A Day in the Life of The Beatles by Don McCullinPublished to coincide with the thirtieth anniversary of John Lennon’s death, this previously unpublished collection of poignant photographs is a record of one day with The Beatles—just after Sgt. Pepper was released. In September 1968, critically acclaimed photojournalist Don McCullin was invited to spend a day photographing The Beatles in locations ranging from Paul McCartney’s garden to the banks of the Thames, as well as in their recording studio. The timing of this was, in hindsight, significant. The Beatles had just released Sgt. Pepper, Vietnam was in turmoil, and riots had spread through America’s cities and campuses. It was the moment when the innocence and optimism of the sixties darkened—the instant the youth movement, of which The Beatles were icons, converged with the antiwar protests, the civil rights movement, and the burgeoning counterculture. One of the most poignant photographs taken that day was of John Lennon posing as dead, surrounded by the other three band members. Lennon himself carefully choreographed the image as a pose of protest, but it is now seen as tragic and strangely prophetic. These images of four inspired artists at the pinnacle of success and on the cusp of transformation mark the passing of an era, and in them, we can glimpse our own lost youth.

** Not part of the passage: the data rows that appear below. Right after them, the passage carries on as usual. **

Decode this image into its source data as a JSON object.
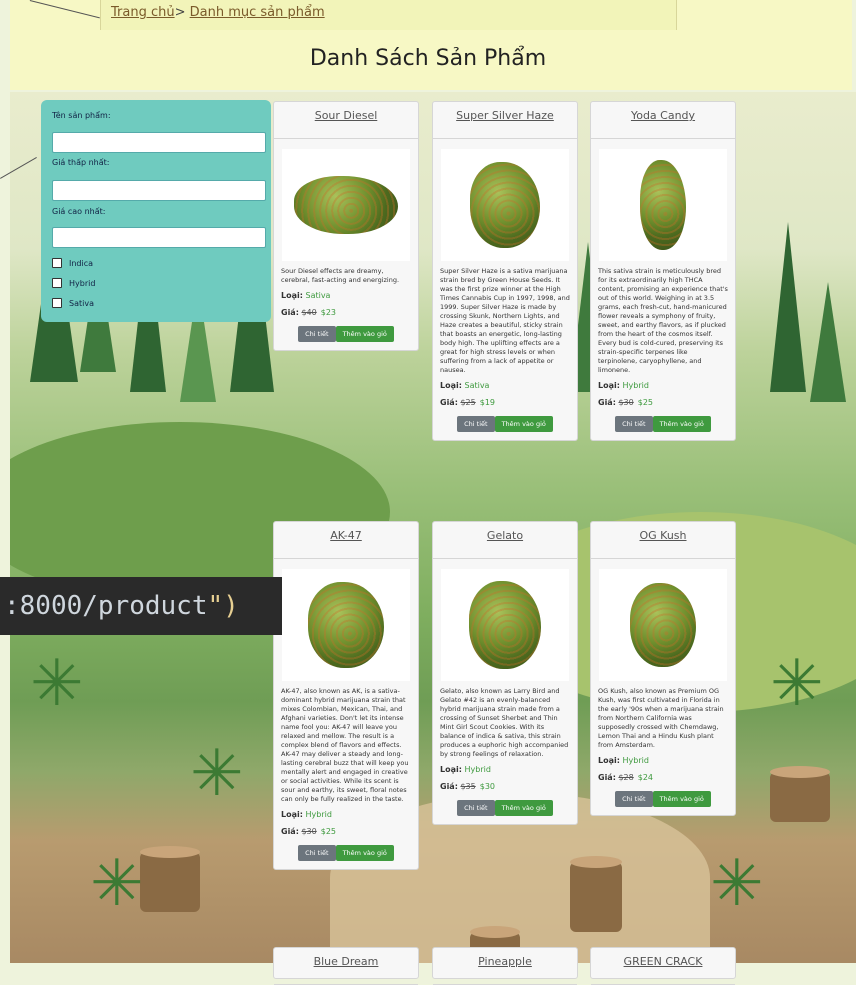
{
  "breadcrumb": {
    "home": "Trang chủ",
    "separator": ">",
    "current": "Danh mục sản phẩm"
  },
  "page_title": "Danh Sách Sản Phẩm",
  "filter": {
    "name_label": "Tên sản phẩm:",
    "min_price_label": "Giá thấp nhất:",
    "max_price_label": "Giá cao nhất:",
    "name_value": "",
    "min_value": "",
    "max_value": "",
    "checkboxes": [
      "Indica",
      "Hybrid",
      "Sativa"
    ]
  },
  "labels": {
    "type": "Loại:",
    "price": "Giá:",
    "detail_button": "Chi tiết",
    "cart_button": "Thêm vào giỏ"
  },
  "products": [
    {
      "name": "Sour Diesel",
      "desc": "Sour Diesel effects are dreamy, cerebral, fast-acting and energizing.",
      "type": "Sativa",
      "old_price": "$40",
      "new_price": "$23"
    },
    {
      "name": "Super Silver Haze",
      "desc": "Super Silver Haze is a sativa marijuana strain bred by Green House Seeds. It was the first prize winner at the High Times Cannabis Cup in 1997, 1998, and 1999. Super Silver Haze is made by crossing Skunk, Northern Lights, and Haze creates a beautiful, sticky strain that boasts an energetic, long-lasting body high. The uplifting effects are a great for high stress levels or when suffering from a lack of appetite or nausea.",
      "type": "Sativa",
      "old_price": "$25",
      "new_price": "$19"
    },
    {
      "name": "Yoda Candy",
      "desc": "This sativa strain is meticulously bred for its extraordinarily high THCA content, promising an experience that's out of this world. Weighing in at 3.5 grams, each fresh-cut, hand-manicured flower reveals a symphony of fruity, sweet, and earthy flavors, as if plucked from the heart of the cosmos itself. Every bud is cold-cured, preserving its strain-specific terpenes like terpinolene, caryophyllene, and limonene.",
      "type": "Hybrid",
      "old_price": "$30",
      "new_price": "$25"
    },
    {
      "name": "AK-47",
      "desc": "AK-47, also known as AK, is a sativa-dominant hybrid marijuana strain that mixes Colombian, Mexican, Thai, and Afghani varieties. Don't let its intense name fool you: AK-47 will leave you relaxed and mellow. The result is a complex blend of flavors and effects. AK-47 may deliver a steady and long-lasting cerebral buzz that will keep you mentally alert and engaged in creative or social activities. While its scent is sour and earthy, its sweet, floral notes can only be fully realized in the taste.",
      "type": "Hybrid",
      "old_price": "$30",
      "new_price": "$25"
    },
    {
      "name": "Gelato",
      "desc": "Gelato, also known as Larry Bird and Gelato #42 is an evenly-balanced hybrid marijuana strain made from a crossing of Sunset Sherbet and Thin Mint Girl Scout Cookies. With its balance of indica & sativa, this strain produces a euphoric high accompanied by strong feelings of relaxation.",
      "type": "Hybrid",
      "old_price": "$35",
      "new_price": "$30"
    },
    {
      "name": "OG Kush",
      "desc": "OG Kush, also known as Premium OG Kush, was first cultivated in Florida in the early '90s when a marijuana strain from Northern California was supposedly crossed with Chemdawg, Lemon Thai and a Hindu Kush plant from Amsterdam.",
      "type": "Hybrid",
      "old_price": "$28",
      "new_price": "$24"
    }
  ],
  "next_row_titles": [
    "Blue Dream",
    "Pineapple",
    "GREEN CRACK"
  ],
  "code_overlay": {
    "prefix": ":8000/product",
    "suffix": "\")"
  }
}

Mad Day Out
By Helen Hall — February 2nd, The Beatles attracted hoards of fans wherever they went, so the entourage had to keep moving on to new locations, leading to a frenetic shooting schedule. Paul McCartney had originally asked Don McCullin to shoot that day, but five other photographers also showed up, including Mal Evans and Tom Murray, whose photographs are seen here. After Thomson House it has since been demolished , the band headed to the Mercury Theatre in Notting Hill, where, bizarrely, they posed with a real parrot. According to McCullin, the light in the old theatre was terrible, which probably explains the lack of photographs from that location. The Beatles then drove over to Highgate Cemetery for some quick poses outside, and then on to Old Street, where they climbed onto the roundabout in the middle of the busy thoroughfare and posed on a large concrete block below. Presumably fans were quick to spot the Beatles since this is a busy section of London, so they moved on to St.

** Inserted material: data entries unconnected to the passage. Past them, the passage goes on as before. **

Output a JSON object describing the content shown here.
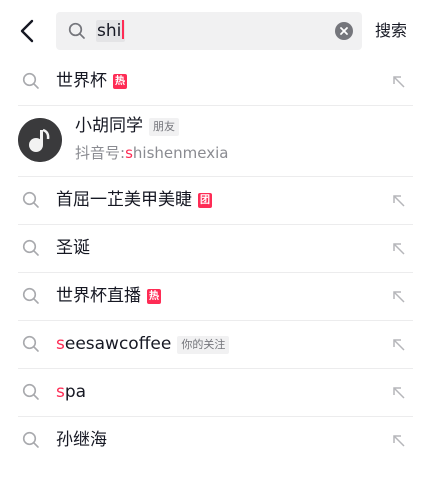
{
  "search": {
    "query": "shi",
    "button_label": "搜索"
  },
  "suggestions": [
    {
      "pre": "",
      "hl": "",
      "text": "世界杯",
      "tag": "热",
      "tag_type": "hot"
    },
    {
      "pre": "",
      "hl": "",
      "text": "首屈一芷美甲美睫",
      "tag": "团",
      "tag_type": "group"
    },
    {
      "pre": "",
      "hl": "",
      "text": "圣诞",
      "tag": "",
      "tag_type": ""
    },
    {
      "pre": "",
      "hl": "",
      "text": "世界杯直播",
      "tag": "热",
      "tag_type": "hot"
    },
    {
      "pre": "",
      "hl": "s",
      "text": "eesawcoffee",
      "tag": "你的关注",
      "tag_type": "gray"
    },
    {
      "pre": "",
      "hl": "s",
      "text": "pa",
      "tag": "",
      "tag_type": ""
    },
    {
      "pre": "",
      "hl": "",
      "text": "孙继海",
      "tag": "",
      "tag_type": ""
    }
  ],
  "user": {
    "name": "小胡同学",
    "relation": "朋友",
    "id_prefix": "抖音号:",
    "id_highlight": "s",
    "id_rest": "hishenmexia"
  },
  "colors": {
    "accent": "#fe2c55",
    "text": "#161823",
    "secondary": "#8a8b91",
    "input_bg": "#f1f1f2"
  }
}
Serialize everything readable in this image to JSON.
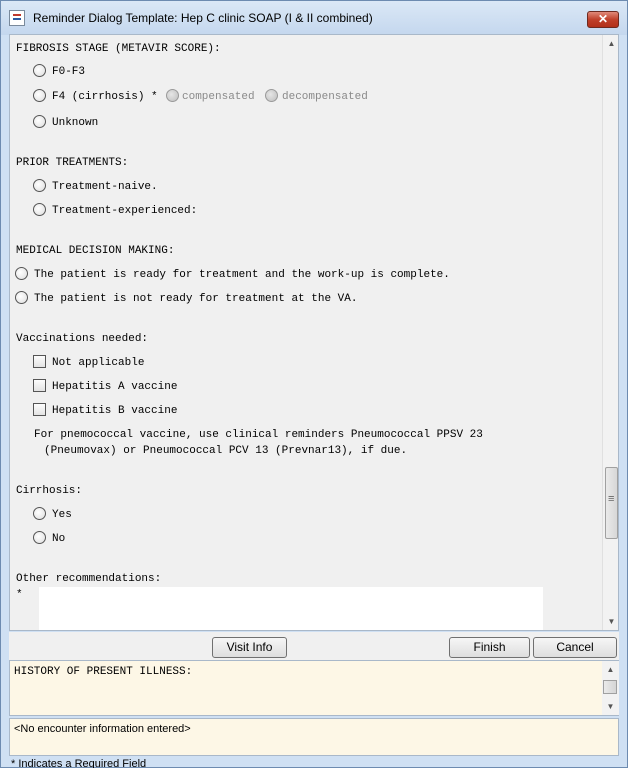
{
  "window": {
    "title": "Reminder Dialog Template: Hep C clinic SOAP (I & II combined)",
    "close_glyph": "✕"
  },
  "form": {
    "fibrosis": {
      "heading": "FIBROSIS STAGE (METAVIR SCORE):",
      "options": [
        "F0-F3",
        "F4 (cirrhosis) *",
        "Unknown"
      ],
      "sub_options": [
        "compensated",
        "decompensated"
      ]
    },
    "prior": {
      "heading": "PRIOR TREATMENTS:",
      "options": [
        "Treatment-naive.",
        "Treatment-experienced:"
      ]
    },
    "mdm": {
      "heading": "MEDICAL DECISION MAKING:",
      "options": [
        "The patient is ready for treatment and the work-up is complete.",
        "The patient is not ready for treatment at the VA."
      ]
    },
    "vaccinations": {
      "heading": "Vaccinations needed:",
      "options": [
        "Not applicable",
        "Hepatitis A vaccine",
        "Hepatitis B vaccine"
      ],
      "note_line1": "For pnemococcal vaccine, use clinical reminders Pneumococcal PPSV 23",
      "note_line2": "(Pneumovax) or Pneumococcal PCV 13 (Prevnar13), if due."
    },
    "cirrhosis": {
      "heading": "Cirrhosis:",
      "options": [
        "Yes",
        "No"
      ]
    },
    "other": {
      "heading": "Other recommendations:",
      "required_marker": "*",
      "value": ""
    }
  },
  "buttons": {
    "visit_info": "Visit Info",
    "finish": "Finish",
    "cancel": "Cancel"
  },
  "history_text": "HISTORY OF PRESENT ILLNESS:",
  "encounter_text": "<No encounter information entered>",
  "footer_text": "* Indicates a Required Field",
  "scroll": {
    "up_glyph": "▲",
    "down_glyph": "▼"
  }
}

They arrived in the evening, and parked their cars in Wapping High Street. The first photographs were taken near the corner of Sampson Street, before moving on to the concrete bed — now a park — between the two Wapping Pier Head buildings. To get to the second location The Beatles climbed the fence surrounding the eastern Pier Head building and sat on the grass. John Lennon changed into a black waistcoat and Paul McCartney went bare chested. Lennon swung a pickaxe at concrete, then lay down on the concrete slope.

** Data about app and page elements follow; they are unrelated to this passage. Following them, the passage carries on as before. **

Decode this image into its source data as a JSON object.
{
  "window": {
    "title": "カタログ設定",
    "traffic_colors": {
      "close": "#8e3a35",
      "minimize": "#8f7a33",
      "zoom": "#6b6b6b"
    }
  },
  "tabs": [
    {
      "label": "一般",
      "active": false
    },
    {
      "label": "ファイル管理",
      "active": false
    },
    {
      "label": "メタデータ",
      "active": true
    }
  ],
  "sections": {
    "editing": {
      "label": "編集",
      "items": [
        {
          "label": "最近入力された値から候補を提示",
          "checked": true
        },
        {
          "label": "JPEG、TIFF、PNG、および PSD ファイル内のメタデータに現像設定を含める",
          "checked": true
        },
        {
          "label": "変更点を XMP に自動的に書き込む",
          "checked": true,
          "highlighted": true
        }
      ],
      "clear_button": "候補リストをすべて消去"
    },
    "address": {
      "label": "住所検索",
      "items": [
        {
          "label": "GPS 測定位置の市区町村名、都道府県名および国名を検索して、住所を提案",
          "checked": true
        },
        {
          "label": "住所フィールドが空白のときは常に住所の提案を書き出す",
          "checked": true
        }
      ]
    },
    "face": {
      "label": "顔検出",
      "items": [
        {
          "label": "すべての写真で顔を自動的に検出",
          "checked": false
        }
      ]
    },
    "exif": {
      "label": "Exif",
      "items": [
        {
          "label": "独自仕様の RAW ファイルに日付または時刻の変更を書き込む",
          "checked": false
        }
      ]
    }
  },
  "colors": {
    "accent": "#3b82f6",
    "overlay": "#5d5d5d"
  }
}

The group was in need of new publicity images, and wanted to get away from the recording studio temporarily. The chosen day was 28 July The building, on Gray's Inn Road, was demolished in Thomson House had a photographic studio in its penthouse, which had been built for photographer Lord Snowdon and was often used by Apple's snappers John Kelly and Stephen Goldblatt. For the first shots, The Beatles stood against a blue backdrop and a fan was pointed at them to blow their hair away.
May Coming to Liverpool and seeing all The Beatles sites was a dream come true for me. Their jaunt took them all over the city that day, with snapshots taken by the celebrated war photographer Don McCullin. And the icing on the cake? Wasting no time in getting the tour underway, we jumped into Dear Prudence and Ian shuttled us off to Admiral Grove, the understated street where a certain Richard Starkey lived for twenty years before rising to fame with The Beatles. Ringo lived at 10 Admiral Grove with his mother Elsie and stepfather Harry and, once again, it was magical for me to see that the house looks just the same as it did over seventy years ago.